WORK ITEM
Give the records again in full, exactly as they appear, but without the pictures.

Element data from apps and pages
▽

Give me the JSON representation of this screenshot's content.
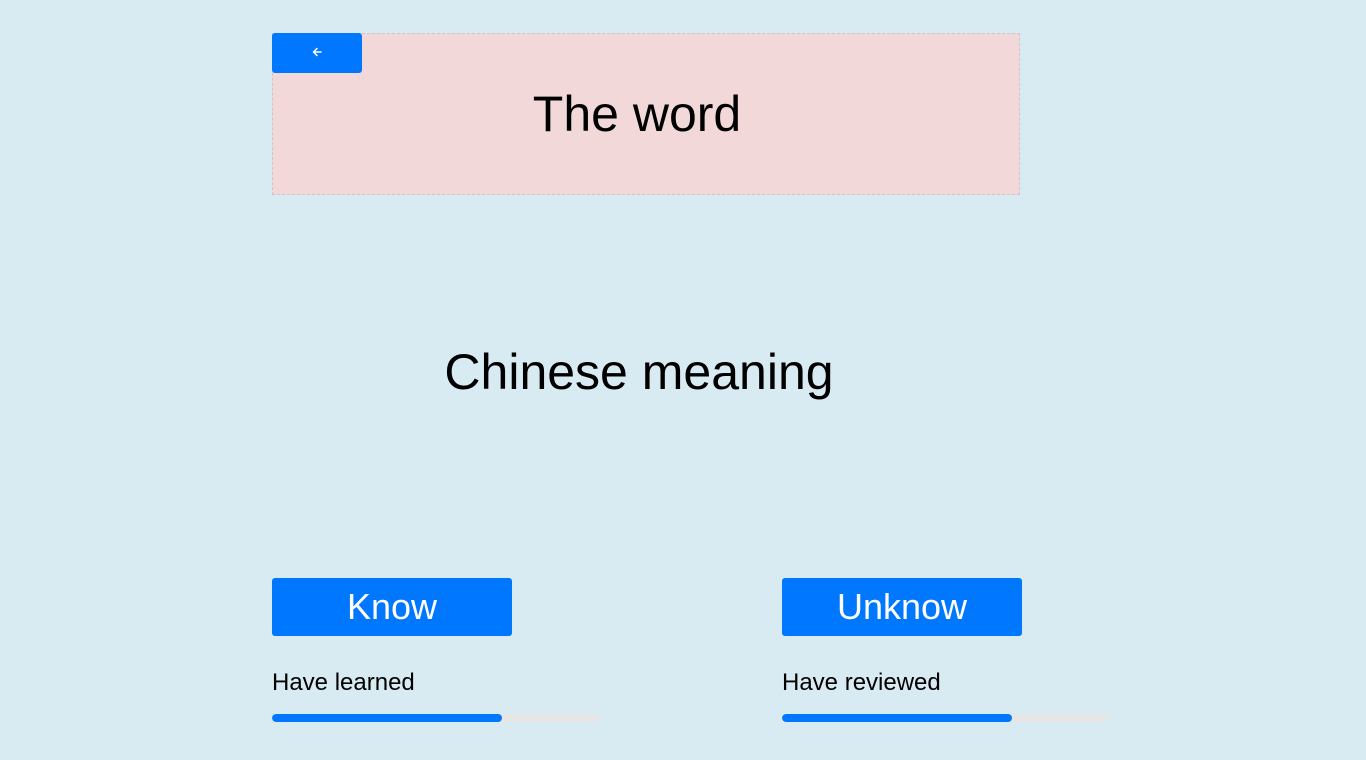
{
  "card": {
    "word": "The word",
    "meaning": "Chinese meaning"
  },
  "toolbar": {
    "back_icon": "arrow-left-icon"
  },
  "actions": {
    "know_label": "Know",
    "unknow_label": "Unknow"
  },
  "progress": {
    "learned_label": "Have learned",
    "learned_fraction": 0.7,
    "reviewed_label": "Have reviewed",
    "reviewed_fraction": 0.7
  },
  "colors": {
    "background": "#d8ebf2",
    "card": "#f2d8d8",
    "accent": "#0077ff",
    "track": "#e6e6e6"
  }
}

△

ANSWER FOR THE TASK
Give me the JSON representation of this screenshot's content.
{
  "card": {
    "word": "The word",
    "meaning": "Chinese meaning"
  },
  "toolbar": {
    "back_icon": "arrow-left-icon"
  },
  "actions": {
    "know_label": "Know",
    "unknow_label": "Unknow"
  },
  "progress": {
    "learned_label": "Have learned",
    "learned_fraction": 0.7,
    "reviewed_label": "Have reviewed",
    "reviewed_fraction": 0.7
  },
  "colors": {
    "background": "#d8ebf2",
    "card": "#f2d8d8",
    "accent": "#0077ff",
    "track": "#e6e6e6"
  }
}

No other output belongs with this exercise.